Researchers compared 2 groups of 210 patients who had had either robot-assisted or laparoscopic-approach routine procedures for radical prostatectomy. The 2 groups were assessed with questionnaires at baseline, and at 3-, 12- and 36-month follow-ups. At 36 months, 87.9% of the laparoscopy patients reported having regained baseline urinary function, and 57.3% said they'd regained baseline sexual function. For the robotic group, 82.6% had regained baseline urinary function and 61.3% baseline sexual function.

"Introduction of [robot-assisted prostatectomy] did not result in improvement of functional outcome," write the researchers. While "better urinary function was associated with better general mental health," neither surgical method was found to deliver more effective urinary function or sexual function at 36 months.

Stephanie Wasek

Is Nitrous Oxide Safe?

Complication and mortality rates are not adversely impacted when nitrous oxide is used during general anesthesia, according to a pair of studies published in the May issue of the journal Anesthesia & Analgesia.

In the first study, researchers from Australia's Royal Melbourne Hospital analyzed the case outcomes of more than 5,000 patients, 29% of whom received nitrous oxide.
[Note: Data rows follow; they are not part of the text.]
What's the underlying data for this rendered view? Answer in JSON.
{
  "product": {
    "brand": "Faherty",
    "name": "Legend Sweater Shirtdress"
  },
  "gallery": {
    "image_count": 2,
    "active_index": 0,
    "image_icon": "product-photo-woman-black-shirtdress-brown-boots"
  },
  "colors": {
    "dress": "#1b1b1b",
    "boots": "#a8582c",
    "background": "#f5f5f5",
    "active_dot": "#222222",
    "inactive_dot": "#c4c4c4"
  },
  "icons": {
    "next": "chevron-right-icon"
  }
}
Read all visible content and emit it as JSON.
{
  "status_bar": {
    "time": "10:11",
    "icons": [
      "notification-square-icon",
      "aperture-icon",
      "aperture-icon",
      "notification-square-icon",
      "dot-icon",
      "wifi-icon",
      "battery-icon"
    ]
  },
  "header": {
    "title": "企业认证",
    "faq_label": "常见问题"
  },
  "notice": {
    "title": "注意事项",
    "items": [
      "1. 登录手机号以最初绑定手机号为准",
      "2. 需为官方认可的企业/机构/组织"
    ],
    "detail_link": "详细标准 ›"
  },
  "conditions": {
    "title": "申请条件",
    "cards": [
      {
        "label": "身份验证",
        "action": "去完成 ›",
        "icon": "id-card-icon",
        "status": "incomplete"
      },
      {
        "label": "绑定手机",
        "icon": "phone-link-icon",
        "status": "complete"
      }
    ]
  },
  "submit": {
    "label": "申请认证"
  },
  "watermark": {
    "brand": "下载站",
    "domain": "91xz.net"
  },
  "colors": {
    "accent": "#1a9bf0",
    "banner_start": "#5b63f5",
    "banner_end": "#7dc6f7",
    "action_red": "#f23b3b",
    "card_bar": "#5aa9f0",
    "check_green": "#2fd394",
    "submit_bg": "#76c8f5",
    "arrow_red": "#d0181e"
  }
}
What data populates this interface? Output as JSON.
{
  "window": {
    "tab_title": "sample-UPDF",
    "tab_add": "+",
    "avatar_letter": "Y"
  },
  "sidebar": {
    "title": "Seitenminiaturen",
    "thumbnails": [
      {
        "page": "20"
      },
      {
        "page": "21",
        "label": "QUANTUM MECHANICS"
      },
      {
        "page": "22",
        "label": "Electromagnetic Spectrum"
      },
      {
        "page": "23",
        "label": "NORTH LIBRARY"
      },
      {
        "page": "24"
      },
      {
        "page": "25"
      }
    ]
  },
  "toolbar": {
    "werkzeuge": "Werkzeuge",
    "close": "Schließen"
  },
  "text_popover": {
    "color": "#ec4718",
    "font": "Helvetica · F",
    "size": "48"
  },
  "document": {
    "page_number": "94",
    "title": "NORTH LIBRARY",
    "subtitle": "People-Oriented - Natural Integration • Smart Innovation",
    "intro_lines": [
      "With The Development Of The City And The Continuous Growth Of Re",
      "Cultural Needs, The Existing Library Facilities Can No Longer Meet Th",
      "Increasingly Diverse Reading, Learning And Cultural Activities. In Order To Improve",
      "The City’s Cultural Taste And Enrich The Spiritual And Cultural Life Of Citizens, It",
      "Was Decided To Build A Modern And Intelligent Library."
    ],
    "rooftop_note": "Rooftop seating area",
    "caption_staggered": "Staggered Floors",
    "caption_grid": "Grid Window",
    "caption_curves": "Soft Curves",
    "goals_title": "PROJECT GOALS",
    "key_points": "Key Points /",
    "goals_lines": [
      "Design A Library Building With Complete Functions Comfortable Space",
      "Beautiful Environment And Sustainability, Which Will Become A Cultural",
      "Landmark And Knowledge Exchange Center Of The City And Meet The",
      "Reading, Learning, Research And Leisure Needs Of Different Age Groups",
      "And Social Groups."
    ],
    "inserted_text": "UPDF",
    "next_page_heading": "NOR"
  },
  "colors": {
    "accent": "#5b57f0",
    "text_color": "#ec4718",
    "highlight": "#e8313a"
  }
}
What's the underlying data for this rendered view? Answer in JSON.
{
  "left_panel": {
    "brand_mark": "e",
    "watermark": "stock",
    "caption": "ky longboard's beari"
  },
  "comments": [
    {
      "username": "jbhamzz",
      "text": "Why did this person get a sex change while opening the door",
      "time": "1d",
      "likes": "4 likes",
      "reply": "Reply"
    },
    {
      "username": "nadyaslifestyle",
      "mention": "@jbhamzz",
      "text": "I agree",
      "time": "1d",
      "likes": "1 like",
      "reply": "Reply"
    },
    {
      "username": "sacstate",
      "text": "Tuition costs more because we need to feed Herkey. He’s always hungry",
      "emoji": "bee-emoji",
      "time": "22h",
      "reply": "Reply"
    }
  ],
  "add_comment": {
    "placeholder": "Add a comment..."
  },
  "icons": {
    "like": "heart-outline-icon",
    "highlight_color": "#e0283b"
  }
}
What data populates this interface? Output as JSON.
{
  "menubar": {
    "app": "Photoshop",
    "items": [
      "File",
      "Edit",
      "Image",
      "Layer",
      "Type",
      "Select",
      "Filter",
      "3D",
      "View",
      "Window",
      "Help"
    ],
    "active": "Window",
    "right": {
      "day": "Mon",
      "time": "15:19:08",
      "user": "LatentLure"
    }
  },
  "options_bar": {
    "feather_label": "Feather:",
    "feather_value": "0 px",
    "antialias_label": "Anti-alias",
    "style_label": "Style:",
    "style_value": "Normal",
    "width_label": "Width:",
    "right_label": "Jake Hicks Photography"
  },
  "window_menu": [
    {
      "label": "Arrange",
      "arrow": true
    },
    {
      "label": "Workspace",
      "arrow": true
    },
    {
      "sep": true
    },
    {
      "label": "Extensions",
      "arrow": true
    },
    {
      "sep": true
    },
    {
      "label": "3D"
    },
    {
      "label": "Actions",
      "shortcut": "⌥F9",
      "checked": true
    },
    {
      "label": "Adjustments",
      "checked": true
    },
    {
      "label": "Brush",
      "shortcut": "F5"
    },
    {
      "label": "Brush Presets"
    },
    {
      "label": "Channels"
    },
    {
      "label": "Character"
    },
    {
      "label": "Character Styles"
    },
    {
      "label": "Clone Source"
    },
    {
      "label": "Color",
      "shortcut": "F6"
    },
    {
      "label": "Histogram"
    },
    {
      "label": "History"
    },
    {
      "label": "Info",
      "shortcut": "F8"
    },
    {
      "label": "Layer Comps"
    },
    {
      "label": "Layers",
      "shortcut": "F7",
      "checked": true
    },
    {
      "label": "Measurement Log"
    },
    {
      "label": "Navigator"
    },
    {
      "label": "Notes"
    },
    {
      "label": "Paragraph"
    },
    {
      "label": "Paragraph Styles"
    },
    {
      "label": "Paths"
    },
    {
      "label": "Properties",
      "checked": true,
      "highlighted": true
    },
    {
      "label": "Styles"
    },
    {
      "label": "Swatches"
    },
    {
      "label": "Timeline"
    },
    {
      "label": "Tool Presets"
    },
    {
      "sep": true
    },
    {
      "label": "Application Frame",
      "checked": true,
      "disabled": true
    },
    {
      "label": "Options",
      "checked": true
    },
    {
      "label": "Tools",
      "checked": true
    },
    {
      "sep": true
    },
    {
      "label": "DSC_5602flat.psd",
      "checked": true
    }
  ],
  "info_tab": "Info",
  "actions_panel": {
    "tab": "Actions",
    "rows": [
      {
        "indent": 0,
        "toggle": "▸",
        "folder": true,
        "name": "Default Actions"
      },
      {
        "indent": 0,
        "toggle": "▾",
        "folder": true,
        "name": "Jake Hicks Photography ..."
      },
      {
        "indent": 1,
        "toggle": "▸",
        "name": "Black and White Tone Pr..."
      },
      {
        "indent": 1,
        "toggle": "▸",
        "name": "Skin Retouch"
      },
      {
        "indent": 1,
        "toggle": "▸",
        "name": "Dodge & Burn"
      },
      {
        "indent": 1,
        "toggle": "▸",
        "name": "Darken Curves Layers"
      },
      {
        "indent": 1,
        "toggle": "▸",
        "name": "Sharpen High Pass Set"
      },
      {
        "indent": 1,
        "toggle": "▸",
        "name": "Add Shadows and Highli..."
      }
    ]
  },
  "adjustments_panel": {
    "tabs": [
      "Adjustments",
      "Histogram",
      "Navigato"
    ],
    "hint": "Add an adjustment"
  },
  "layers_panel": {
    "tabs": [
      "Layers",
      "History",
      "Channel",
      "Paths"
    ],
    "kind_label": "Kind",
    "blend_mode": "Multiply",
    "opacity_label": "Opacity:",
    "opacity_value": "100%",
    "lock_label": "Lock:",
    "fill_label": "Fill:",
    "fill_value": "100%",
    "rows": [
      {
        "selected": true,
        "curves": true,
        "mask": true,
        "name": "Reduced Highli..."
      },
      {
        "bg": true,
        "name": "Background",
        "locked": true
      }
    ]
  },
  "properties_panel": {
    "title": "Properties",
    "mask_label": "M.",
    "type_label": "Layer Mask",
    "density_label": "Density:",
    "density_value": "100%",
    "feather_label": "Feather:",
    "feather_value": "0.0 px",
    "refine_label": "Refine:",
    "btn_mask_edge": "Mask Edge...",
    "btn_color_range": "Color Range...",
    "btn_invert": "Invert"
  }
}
Results were comparable between patients who received nitrous oxide and those who did not: Overall complication rates were close to 7% and risk of death was 3% in both groups.

According to a second study conducted at the Cleveland Clinic in Ohio, risk of death was one-third lower in nearly 17,000 patients who received nitrous oxide during surgeries performed between 2005 and 2009. In addition, the combined rate of major complication and death dropped by 17% in patients who received the anesthetic.

The findings seem to contradict previous research that discovered a small but significant increase in long-term heart attack risks for patients who received nitrous oxide.

However, a pair of accompanying editorials (here and here) address the limitations of the research, including a lack of randomization — the hallmark of strong scientific evidence.

Daniel Cook

InstaPoll: Do You Separate PACU into Phase I and II?

Do all of your patients require admission to a Phase I recovery facility? Tell us in this week's InstaPoll.

Nearly three-fourths (71%) of the 225 respondents to last week's poll round to every department in their facility every day.

How often do you round to every department in your facility?
  • Daily 71%
  • A couple of times a week 13%
  • Weekly 6%
  • Monthly 7%
  • So long I can't recall 3%

Dan O'Connor

News & Notes
  • Surgical errors pose less harm After reviewing 25 years' worth of U.S. malpractice claim payouts, researchers at Johns Hopkins have determined that diagnosis-related errors are more costly and harmful than surgical errors, with $38.8 billion in diagnosis-related claims paid between 1986 and 2010. Diagnosis-based errors also happen more often, as researchers estimate the average diagnostic error rate may be as high as 15%.
  • Are your surgeons social media savvy? Physicians should maintain professional relationships with patients by avoiding contact through social media platforms, and should err on the side of caution when communicating via text message, email, and other forms of electronic communication, according to a policy paper issued by the American College of Physicians and the Federation of State Medical Boards. The paper discusses ways in which social media can impact the patient-physician relationship, and how to avoid incidences that may compromise patient confidentiality.
  • Picturing patients' pain Could functional MRI scans of patients' brains provide a view on their pains? Researchers examined 114 patients while administering sensations of warmth or painful heat. According to their findings, published in the April 11 issue of the New England Journal of Medicine, unique neurological patterns visible on the fMRI scans enabled them to predict with a high degree of accuracy which sensation had been administered. Future research, they say, could deliver a means of identifying and quantifying other types of pain more objectively than through self-reporting.